» **Task brief**: When a line below contains the string "value", show that line.

== Segment start ==

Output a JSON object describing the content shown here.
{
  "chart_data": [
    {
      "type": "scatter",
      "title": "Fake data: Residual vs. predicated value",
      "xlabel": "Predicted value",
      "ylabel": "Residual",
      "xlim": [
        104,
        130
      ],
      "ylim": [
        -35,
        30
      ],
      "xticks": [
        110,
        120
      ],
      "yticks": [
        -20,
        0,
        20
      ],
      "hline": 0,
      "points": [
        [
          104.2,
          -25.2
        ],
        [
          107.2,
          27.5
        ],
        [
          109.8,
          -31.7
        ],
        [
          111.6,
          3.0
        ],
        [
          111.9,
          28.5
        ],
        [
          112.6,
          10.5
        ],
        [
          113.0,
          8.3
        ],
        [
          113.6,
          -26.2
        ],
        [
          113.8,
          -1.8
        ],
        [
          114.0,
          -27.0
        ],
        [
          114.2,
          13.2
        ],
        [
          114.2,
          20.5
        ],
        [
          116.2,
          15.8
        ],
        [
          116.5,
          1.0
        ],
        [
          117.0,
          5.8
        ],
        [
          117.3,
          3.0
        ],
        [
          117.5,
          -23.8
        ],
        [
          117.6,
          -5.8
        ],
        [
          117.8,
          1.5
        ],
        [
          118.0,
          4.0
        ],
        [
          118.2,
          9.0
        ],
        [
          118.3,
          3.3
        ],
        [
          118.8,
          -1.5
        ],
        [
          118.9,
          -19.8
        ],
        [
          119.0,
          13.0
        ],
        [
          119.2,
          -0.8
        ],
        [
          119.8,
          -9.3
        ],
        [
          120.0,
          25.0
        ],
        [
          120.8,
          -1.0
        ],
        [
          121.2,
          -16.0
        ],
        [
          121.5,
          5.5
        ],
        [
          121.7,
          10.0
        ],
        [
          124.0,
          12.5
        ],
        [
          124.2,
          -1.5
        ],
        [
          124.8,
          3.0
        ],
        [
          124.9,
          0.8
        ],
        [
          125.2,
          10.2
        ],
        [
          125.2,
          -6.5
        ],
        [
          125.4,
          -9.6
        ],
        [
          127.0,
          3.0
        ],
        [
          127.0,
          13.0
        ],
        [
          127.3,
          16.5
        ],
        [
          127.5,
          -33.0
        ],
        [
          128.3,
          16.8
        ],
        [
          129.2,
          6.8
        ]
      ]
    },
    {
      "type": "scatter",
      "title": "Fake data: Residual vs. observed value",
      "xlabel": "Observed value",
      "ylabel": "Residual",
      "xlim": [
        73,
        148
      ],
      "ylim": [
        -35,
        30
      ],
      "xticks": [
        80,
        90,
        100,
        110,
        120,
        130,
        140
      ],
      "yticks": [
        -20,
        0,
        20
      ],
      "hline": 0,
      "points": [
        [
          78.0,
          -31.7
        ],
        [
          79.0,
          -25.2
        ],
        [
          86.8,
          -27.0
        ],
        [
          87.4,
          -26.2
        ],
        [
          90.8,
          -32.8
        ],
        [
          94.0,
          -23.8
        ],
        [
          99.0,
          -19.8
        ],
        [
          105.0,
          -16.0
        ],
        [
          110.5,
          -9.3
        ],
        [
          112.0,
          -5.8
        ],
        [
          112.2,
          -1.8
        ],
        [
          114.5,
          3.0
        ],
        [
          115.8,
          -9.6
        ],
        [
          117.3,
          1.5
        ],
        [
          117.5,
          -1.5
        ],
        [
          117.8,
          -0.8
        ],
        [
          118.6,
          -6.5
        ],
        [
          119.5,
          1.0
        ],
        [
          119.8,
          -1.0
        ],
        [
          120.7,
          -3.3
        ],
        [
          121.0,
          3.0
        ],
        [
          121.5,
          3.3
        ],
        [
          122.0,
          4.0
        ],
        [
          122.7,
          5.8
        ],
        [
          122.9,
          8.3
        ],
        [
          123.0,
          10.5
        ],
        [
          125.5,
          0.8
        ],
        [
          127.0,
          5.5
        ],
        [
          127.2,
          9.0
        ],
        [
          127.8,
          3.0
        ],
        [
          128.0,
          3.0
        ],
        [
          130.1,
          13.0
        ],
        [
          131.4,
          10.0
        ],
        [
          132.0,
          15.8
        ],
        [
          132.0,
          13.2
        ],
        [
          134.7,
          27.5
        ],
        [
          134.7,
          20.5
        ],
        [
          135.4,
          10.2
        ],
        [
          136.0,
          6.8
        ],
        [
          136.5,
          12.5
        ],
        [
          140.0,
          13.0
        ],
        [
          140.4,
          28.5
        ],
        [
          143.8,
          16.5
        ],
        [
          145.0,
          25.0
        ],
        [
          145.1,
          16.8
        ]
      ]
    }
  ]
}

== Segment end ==

» **Result of the task**:
      "title": "Fake data: Residual vs. predicated value",
      "xlabel": "Predicted value",
      "title": "Fake data: Residual vs. observed value",
      "xlabel": "Observed value",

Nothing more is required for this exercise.